> [Dataset rows describing interfaces]:

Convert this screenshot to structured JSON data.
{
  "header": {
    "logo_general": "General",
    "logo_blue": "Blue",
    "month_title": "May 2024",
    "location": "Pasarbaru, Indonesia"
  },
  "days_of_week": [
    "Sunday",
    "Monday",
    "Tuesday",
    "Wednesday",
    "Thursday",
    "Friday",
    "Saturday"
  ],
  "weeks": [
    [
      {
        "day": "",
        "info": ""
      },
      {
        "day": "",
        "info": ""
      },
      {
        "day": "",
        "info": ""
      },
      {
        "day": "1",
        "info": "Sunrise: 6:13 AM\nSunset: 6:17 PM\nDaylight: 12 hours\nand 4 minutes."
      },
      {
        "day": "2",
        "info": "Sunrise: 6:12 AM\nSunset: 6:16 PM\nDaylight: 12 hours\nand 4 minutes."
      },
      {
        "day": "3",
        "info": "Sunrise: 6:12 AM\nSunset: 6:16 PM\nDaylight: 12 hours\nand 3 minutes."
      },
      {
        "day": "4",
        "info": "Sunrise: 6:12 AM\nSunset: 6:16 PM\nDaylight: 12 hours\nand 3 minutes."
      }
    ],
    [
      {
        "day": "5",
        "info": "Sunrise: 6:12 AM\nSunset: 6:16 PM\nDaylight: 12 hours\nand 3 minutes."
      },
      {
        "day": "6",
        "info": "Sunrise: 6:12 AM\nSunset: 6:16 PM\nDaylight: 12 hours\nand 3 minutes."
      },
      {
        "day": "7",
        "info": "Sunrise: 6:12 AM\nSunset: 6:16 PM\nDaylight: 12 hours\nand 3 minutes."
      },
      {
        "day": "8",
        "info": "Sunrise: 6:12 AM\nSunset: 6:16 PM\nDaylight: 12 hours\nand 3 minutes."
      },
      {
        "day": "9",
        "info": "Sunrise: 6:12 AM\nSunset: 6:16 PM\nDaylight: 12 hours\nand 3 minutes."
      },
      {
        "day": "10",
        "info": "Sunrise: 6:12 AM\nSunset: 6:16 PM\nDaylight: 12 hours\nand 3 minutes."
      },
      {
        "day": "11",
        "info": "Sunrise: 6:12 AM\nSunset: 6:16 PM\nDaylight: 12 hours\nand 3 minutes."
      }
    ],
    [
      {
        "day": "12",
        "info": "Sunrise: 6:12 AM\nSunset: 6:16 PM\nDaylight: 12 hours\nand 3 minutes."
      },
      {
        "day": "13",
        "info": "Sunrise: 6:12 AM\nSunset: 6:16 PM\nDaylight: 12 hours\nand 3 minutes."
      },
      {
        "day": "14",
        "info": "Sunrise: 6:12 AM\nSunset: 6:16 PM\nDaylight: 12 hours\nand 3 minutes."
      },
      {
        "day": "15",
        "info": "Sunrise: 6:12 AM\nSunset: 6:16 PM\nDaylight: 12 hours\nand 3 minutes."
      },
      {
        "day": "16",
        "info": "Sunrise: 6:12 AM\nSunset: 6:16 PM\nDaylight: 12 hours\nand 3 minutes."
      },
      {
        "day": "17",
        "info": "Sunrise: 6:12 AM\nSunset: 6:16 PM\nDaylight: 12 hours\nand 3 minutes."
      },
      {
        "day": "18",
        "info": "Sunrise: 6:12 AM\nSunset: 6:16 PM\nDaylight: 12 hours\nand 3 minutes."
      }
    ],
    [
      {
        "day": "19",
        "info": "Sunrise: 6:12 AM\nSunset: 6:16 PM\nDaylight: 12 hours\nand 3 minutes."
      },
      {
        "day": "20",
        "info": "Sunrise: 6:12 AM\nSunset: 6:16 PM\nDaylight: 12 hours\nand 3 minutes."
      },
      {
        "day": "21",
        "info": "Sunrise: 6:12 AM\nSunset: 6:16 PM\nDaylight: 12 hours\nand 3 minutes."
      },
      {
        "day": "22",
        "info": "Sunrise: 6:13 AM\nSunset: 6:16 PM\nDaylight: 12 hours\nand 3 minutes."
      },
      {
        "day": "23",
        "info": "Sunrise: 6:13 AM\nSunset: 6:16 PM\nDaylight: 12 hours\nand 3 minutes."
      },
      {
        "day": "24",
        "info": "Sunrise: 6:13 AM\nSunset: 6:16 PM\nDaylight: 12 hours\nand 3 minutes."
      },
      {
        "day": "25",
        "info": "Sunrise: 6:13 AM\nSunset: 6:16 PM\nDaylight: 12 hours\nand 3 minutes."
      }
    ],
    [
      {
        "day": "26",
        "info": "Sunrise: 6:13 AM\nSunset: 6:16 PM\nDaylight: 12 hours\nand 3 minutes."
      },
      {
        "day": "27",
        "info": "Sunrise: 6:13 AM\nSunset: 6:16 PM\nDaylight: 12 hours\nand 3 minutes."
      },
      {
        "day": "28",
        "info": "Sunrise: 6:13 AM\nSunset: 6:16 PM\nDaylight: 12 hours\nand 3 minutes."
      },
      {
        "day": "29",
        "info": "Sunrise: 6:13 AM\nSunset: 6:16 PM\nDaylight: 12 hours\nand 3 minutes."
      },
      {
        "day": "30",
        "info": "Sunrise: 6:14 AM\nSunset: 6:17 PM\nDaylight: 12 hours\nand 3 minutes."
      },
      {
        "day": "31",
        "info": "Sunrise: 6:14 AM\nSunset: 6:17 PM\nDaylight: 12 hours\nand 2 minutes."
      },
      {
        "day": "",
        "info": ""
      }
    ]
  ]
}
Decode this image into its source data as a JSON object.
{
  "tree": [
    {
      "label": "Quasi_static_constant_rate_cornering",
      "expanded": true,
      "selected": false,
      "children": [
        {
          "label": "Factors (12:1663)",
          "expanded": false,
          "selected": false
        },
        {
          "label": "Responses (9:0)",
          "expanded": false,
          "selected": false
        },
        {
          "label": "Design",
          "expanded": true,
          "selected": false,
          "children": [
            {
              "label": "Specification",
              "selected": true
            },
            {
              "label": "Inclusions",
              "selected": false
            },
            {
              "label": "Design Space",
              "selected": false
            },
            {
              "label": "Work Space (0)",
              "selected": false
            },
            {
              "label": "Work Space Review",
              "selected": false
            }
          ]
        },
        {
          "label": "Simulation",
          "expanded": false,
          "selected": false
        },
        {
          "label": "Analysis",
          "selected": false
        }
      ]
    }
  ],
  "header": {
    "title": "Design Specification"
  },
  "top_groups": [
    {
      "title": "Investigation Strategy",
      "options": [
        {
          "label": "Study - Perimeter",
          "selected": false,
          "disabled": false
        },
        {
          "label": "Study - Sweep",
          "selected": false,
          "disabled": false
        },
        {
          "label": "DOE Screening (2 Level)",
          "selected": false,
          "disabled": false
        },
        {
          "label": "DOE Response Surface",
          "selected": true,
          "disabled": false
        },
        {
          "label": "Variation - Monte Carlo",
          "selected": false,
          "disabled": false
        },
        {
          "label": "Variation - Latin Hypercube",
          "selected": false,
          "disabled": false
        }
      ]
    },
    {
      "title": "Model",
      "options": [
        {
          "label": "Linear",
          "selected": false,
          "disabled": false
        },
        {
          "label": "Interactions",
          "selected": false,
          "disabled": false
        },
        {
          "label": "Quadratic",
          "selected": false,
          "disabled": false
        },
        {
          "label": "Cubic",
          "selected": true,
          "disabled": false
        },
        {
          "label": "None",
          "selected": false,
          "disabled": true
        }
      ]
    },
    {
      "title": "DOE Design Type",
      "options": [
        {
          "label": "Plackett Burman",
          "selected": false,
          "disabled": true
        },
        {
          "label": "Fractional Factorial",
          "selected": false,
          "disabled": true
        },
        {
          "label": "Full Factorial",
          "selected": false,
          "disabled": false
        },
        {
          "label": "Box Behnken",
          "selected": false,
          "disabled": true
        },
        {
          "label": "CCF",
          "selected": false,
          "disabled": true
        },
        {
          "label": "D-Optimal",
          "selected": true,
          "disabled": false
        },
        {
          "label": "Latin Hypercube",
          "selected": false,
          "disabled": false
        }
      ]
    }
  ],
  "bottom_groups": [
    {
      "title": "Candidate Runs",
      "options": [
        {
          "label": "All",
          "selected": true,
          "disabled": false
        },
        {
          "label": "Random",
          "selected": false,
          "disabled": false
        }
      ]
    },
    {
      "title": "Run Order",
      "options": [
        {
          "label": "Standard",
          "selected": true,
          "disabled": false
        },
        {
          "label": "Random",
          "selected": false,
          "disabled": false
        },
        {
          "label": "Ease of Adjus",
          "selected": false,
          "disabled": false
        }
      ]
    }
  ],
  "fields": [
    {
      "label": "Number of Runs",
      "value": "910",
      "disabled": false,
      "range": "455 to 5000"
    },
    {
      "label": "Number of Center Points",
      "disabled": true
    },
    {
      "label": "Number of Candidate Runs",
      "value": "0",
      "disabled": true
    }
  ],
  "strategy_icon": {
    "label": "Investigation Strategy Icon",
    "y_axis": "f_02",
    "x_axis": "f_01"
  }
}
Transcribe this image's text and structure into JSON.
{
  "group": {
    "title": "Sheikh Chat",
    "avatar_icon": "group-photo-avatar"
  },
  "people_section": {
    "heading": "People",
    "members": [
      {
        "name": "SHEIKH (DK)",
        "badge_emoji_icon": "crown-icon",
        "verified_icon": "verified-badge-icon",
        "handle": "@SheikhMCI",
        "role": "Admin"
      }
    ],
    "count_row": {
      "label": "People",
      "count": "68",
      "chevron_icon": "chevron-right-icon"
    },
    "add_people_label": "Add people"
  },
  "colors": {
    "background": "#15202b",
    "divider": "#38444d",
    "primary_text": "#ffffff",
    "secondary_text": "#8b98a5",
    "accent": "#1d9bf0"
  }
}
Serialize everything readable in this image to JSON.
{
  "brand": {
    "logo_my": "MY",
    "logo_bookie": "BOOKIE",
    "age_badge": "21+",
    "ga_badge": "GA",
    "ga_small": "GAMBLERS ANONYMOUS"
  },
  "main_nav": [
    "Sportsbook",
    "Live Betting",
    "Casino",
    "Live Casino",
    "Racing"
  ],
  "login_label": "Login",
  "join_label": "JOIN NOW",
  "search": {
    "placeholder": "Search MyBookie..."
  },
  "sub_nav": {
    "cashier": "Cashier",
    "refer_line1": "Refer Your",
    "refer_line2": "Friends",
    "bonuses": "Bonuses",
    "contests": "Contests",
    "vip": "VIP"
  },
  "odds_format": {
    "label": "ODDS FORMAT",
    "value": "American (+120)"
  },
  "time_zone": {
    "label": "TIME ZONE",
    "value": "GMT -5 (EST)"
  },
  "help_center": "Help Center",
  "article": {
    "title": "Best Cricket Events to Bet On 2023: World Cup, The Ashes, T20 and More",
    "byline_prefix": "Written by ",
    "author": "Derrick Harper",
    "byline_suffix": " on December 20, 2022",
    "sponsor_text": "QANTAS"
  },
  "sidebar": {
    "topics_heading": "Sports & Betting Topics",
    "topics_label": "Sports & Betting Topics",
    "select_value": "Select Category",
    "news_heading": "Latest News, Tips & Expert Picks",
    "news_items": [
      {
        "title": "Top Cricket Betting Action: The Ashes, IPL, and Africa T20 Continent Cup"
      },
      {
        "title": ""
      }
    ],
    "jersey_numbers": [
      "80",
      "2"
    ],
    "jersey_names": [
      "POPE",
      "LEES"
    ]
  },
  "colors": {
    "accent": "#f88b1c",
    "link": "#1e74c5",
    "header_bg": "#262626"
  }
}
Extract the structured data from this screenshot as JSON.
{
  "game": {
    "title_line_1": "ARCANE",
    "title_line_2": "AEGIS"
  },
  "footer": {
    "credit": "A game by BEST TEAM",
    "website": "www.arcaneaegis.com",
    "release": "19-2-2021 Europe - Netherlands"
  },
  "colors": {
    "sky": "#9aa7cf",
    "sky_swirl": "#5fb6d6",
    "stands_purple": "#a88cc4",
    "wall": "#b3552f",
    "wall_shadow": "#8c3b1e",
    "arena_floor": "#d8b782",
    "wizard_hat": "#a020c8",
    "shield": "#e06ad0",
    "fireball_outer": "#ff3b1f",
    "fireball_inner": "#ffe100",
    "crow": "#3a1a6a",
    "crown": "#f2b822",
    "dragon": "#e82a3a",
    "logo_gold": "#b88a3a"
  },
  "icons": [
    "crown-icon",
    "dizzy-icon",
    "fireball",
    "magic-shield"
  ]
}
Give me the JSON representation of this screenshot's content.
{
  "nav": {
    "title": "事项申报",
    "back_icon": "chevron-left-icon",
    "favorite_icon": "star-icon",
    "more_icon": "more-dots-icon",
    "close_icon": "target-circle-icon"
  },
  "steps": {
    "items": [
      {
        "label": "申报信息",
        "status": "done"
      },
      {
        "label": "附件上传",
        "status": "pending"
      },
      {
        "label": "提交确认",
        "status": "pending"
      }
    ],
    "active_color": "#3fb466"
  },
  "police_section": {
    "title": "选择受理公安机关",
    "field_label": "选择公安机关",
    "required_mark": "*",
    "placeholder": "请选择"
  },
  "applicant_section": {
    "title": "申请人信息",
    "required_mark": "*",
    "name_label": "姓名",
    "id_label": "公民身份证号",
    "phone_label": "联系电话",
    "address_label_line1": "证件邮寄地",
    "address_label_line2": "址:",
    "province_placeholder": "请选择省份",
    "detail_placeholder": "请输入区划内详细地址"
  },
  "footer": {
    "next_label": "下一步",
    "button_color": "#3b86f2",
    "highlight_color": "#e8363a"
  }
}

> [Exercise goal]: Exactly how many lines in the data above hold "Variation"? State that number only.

> [Response area]: 2